Dec 11, 2009 - 11:30am
Global research shows the international race is underway to benefit from the up to 20 million job opportunities in the emerging low-carbon economy, said John Connor, CEO of The Climate Institute, from the UN Climate Summit in Copenhagen.
The recent defeat in the Senate of the Carbon Pollution Reduction Scheme (CPRS) was an economic and competitive stumble for Australia just when countries as diverse as Norway, South Korea, Brazil and Japan had increased their level of ambition at global talks.
“The dinosaurs who are delaying action are risking current and future job security,” said Mr Connor.
“The low-carbon train is leaving the station around the world and Australia is haemorrhaging investments in clean energy industries and technology to competitors in developed and developing countries.
“As Australian Senators dither and delay over climate action our competitors in US and China are investing billions in renewable energy in a contest over who will lead the global clean energy economy.”
The joint report, Low-Carbon Jobs in an Inter-Connected World,
cites the Australian Government’s analysis that 1.7 million new jobs could be created economy wide from 2008 to 2020, with an additional 4.7 million out to 2050, even while emissions are reduced by 60% by 2050.
Jobs in Australia’s electricity sector would grow
by up to 10,000 by 2020 and, economy wide, 1.7 million new jobs will be created over the same period, as carbon pollution is significantly reduced, an international report from The Global Climate Network* released today shows.

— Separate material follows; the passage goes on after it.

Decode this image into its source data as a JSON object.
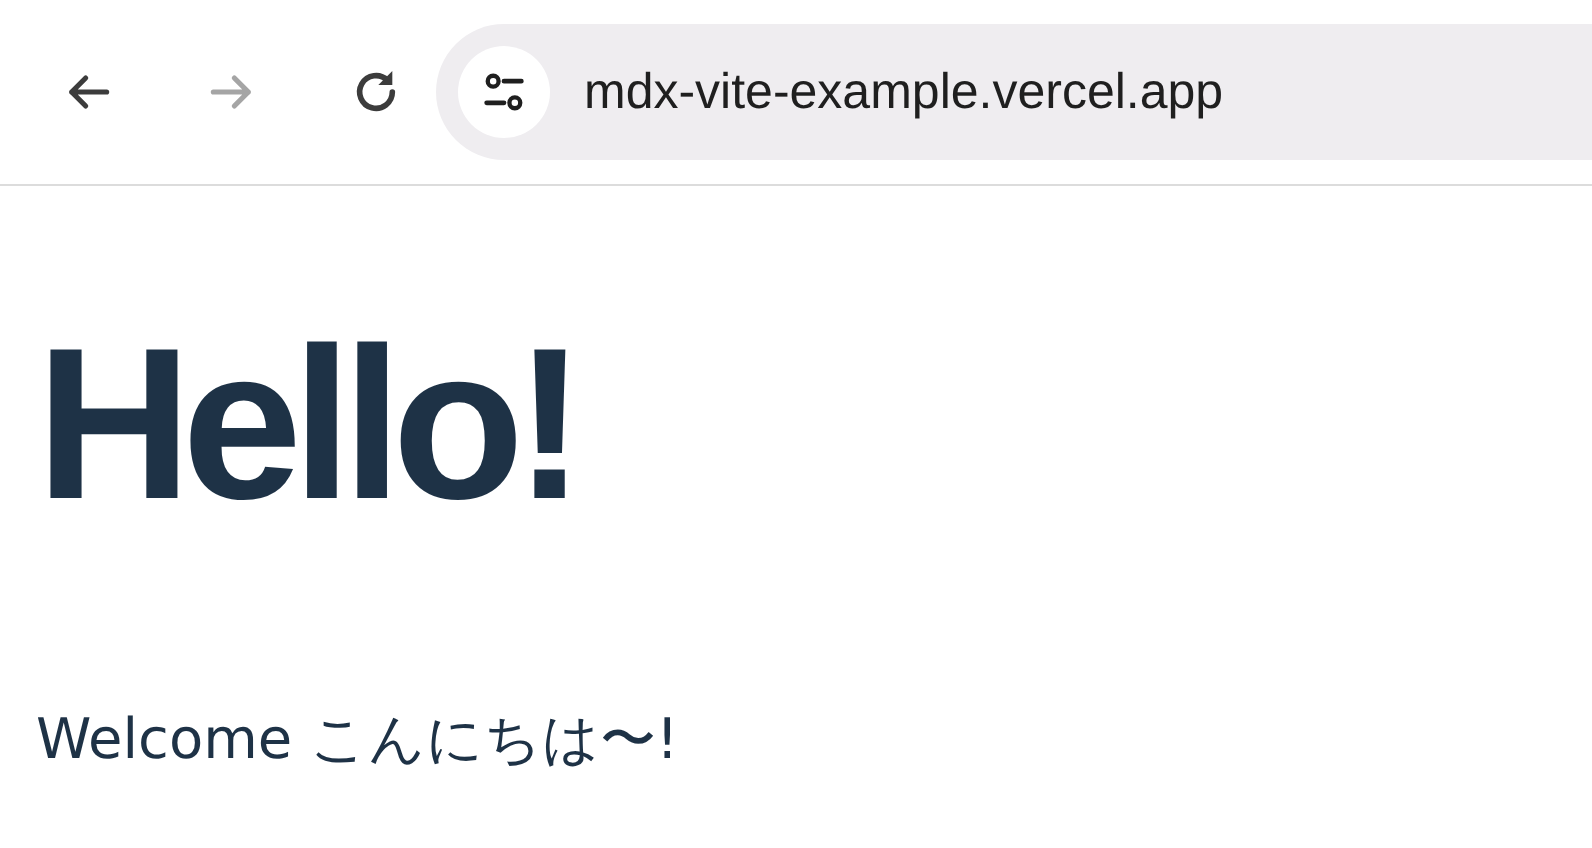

Employment in the Australian electricity sector will grow by 17% and total 20,000 full time equivalent jobs by 2020 if, by 2020, 20% of electricity comes from renewable sources and national emissions are reduced by 25% below 1990 levels. The research also shows that, under this scenario:
10,000 new jobs will be created in Australia’s electricity sector – a net increase of 3000 new permanent jobs and more than 7000 construction jobs.

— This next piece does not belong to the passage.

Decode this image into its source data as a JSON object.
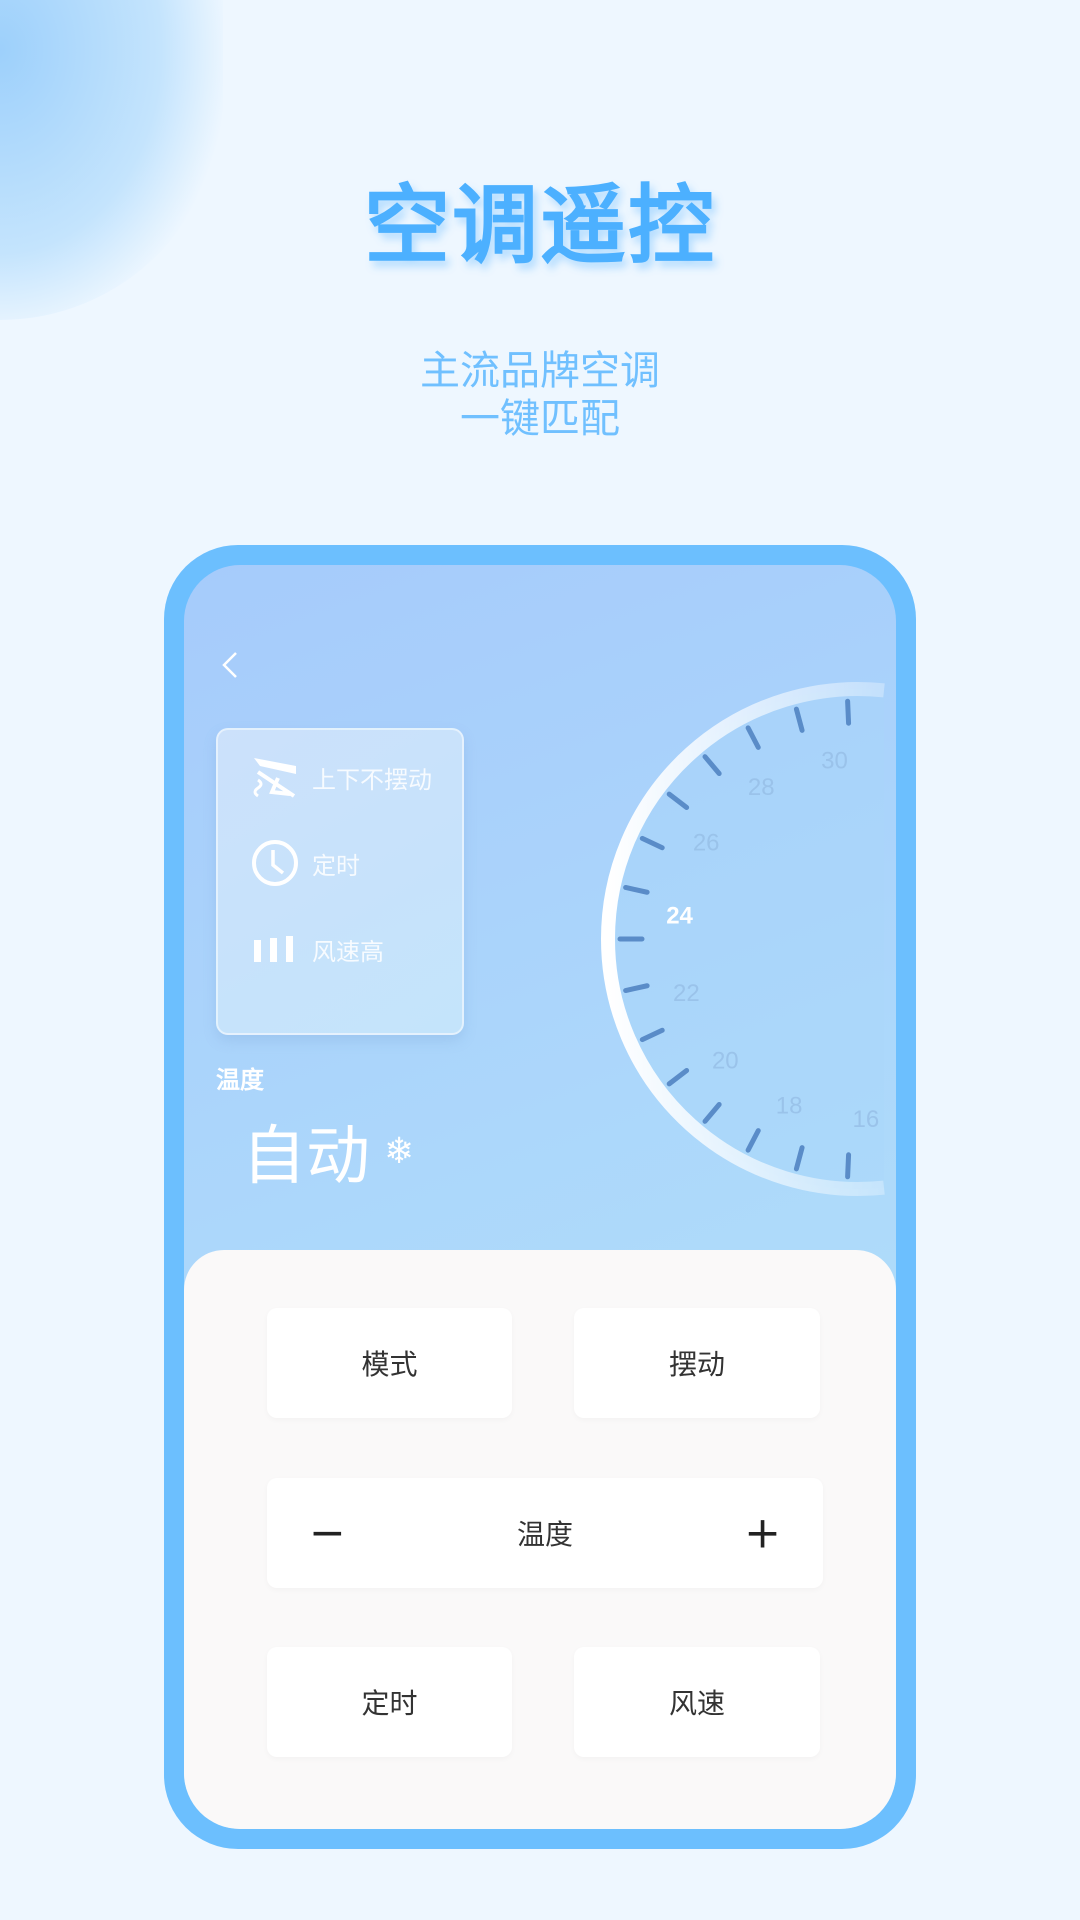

On average, 2,300 local manufacturing jobs are likely to be supported. Spikes in years of high installation could see almost 7,000 construction jobs above current levels.
The report found that effective low-carbon policies could create 20 million jobs between now and 2020 in the low-carbon energy sector if governments addressed key areas of research and development; technology innovation and stimulating new low-carbon markets.

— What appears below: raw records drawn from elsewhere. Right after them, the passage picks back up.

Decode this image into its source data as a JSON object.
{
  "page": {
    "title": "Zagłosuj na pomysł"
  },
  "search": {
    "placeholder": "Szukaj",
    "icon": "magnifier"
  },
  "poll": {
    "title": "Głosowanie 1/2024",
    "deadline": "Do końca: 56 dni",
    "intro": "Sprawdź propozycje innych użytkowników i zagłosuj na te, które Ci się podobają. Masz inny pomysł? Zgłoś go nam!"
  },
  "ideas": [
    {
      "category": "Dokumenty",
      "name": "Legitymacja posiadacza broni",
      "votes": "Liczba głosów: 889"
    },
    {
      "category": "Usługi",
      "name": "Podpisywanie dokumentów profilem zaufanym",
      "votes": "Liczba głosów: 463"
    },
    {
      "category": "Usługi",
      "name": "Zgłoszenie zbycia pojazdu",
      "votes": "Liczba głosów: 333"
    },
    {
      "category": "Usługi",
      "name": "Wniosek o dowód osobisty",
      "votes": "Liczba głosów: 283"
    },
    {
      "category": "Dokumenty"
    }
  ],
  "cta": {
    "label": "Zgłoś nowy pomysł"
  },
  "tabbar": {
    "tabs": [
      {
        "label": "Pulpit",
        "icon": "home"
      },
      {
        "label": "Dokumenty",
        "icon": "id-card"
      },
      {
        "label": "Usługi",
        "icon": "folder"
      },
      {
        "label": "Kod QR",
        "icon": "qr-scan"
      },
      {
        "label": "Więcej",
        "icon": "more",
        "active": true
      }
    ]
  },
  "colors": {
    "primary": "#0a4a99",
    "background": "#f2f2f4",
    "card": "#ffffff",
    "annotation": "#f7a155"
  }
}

The report concludes that the Australia’s policy priorities should include, in addition to a CPRS and RET, investments in new, low carbon, energy sources and provide retraining and support for affected workers in carbon intensive areas.
The Global Climate Network is a unique alliance of nine influential think tanks, including The Climate Institute, coordinated by the Institute for Public Policy (ippr) in London.
Read the report